Certain heretical Trotskyists (such as Bruno Rizzi) understood their master's mistakes and modified the theory by introducing a new class, the "techno-bureaucracy", which was designed to take account of the situation in Soviet Russia, but which contained two limitations. The new class had a double face, as it was positioned between the bourgeoisie and the proletariat and shared aspects of both. In second place, the nature of the new class was seen as the most advanced and appropriate for the running of planned economies which were at that time gaining popularity even within capitalist societies. Forty years later, these aspects fascinated anti-organizationalist and non-class struggle anarchists in Italy. They saw undeniable advantages in it, from their point of view, and they made it the basis of a new theory made up of classes which rise and fall where the techno-bureaucracy plays a primary role against a proletariat which has most to fear from the arrogant new enemy and against the declining bourgeoisie which is to all extents innocuous. It was their hope that all this would smash the rigid class-struggle dualism which was considered Marxist and water down the class struggle, shifting attention onto the cultural front. This also had the effect of marking out the USSR as the real enemy and reducing the importance of the capitalist enemy in Western countries, considered by this stage a system in decline and rapidly moving towards the eastern European system.

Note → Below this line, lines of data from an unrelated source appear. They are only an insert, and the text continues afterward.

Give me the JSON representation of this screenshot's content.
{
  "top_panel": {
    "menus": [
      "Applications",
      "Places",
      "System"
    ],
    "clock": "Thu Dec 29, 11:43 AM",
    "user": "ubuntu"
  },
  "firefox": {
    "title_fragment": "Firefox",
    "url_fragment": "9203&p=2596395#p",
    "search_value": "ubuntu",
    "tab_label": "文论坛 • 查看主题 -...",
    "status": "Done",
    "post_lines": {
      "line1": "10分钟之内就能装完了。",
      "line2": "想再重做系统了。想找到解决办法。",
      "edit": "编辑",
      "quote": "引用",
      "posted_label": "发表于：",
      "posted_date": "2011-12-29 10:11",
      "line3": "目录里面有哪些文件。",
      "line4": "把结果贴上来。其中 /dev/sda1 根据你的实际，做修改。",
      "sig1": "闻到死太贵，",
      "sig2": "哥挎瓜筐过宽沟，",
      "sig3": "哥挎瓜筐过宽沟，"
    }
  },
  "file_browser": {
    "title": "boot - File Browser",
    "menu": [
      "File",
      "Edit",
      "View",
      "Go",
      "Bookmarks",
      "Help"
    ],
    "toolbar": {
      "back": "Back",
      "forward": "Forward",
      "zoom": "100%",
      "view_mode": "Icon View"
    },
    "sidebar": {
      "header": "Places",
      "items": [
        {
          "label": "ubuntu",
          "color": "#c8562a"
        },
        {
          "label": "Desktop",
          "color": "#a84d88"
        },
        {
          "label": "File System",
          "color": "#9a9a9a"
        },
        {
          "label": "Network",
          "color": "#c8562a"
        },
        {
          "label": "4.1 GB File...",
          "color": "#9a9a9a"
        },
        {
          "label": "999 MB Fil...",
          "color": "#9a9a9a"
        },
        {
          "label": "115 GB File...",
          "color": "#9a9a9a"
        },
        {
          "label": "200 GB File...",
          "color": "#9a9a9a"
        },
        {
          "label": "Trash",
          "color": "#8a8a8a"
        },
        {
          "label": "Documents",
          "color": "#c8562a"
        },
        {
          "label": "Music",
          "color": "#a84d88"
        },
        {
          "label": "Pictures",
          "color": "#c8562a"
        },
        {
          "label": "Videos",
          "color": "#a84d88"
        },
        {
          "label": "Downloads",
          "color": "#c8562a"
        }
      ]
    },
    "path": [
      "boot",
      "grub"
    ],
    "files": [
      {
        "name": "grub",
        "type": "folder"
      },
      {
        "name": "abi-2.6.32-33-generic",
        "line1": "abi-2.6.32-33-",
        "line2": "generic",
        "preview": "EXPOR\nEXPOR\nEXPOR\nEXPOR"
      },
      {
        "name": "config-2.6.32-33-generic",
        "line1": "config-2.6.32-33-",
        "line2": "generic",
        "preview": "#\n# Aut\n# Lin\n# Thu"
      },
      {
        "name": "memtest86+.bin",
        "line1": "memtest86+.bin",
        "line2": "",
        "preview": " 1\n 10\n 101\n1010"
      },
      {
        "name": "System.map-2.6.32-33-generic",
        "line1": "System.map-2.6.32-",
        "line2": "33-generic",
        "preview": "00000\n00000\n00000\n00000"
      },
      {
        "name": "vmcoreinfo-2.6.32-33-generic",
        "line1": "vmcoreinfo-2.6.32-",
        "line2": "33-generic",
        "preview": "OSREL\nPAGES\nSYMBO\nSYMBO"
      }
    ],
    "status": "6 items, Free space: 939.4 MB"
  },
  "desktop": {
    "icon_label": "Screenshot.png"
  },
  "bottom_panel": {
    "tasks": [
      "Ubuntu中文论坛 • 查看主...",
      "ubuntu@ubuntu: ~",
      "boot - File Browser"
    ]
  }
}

The fall of the Soviet empire, the end of planned economies, the re-emergence of the power of money and of the controllers of international finance, the spread of Western (in particular US) imperialism, the re-appearance of an aggressive bourgeoisie in capitalist countries, the increasing intensification of the traditional class war - all these have put paid to these so-called new theories which heralded a new age of messianic Anarchism.
5. Why Anarchist Communist: what distinguishes us from anarchists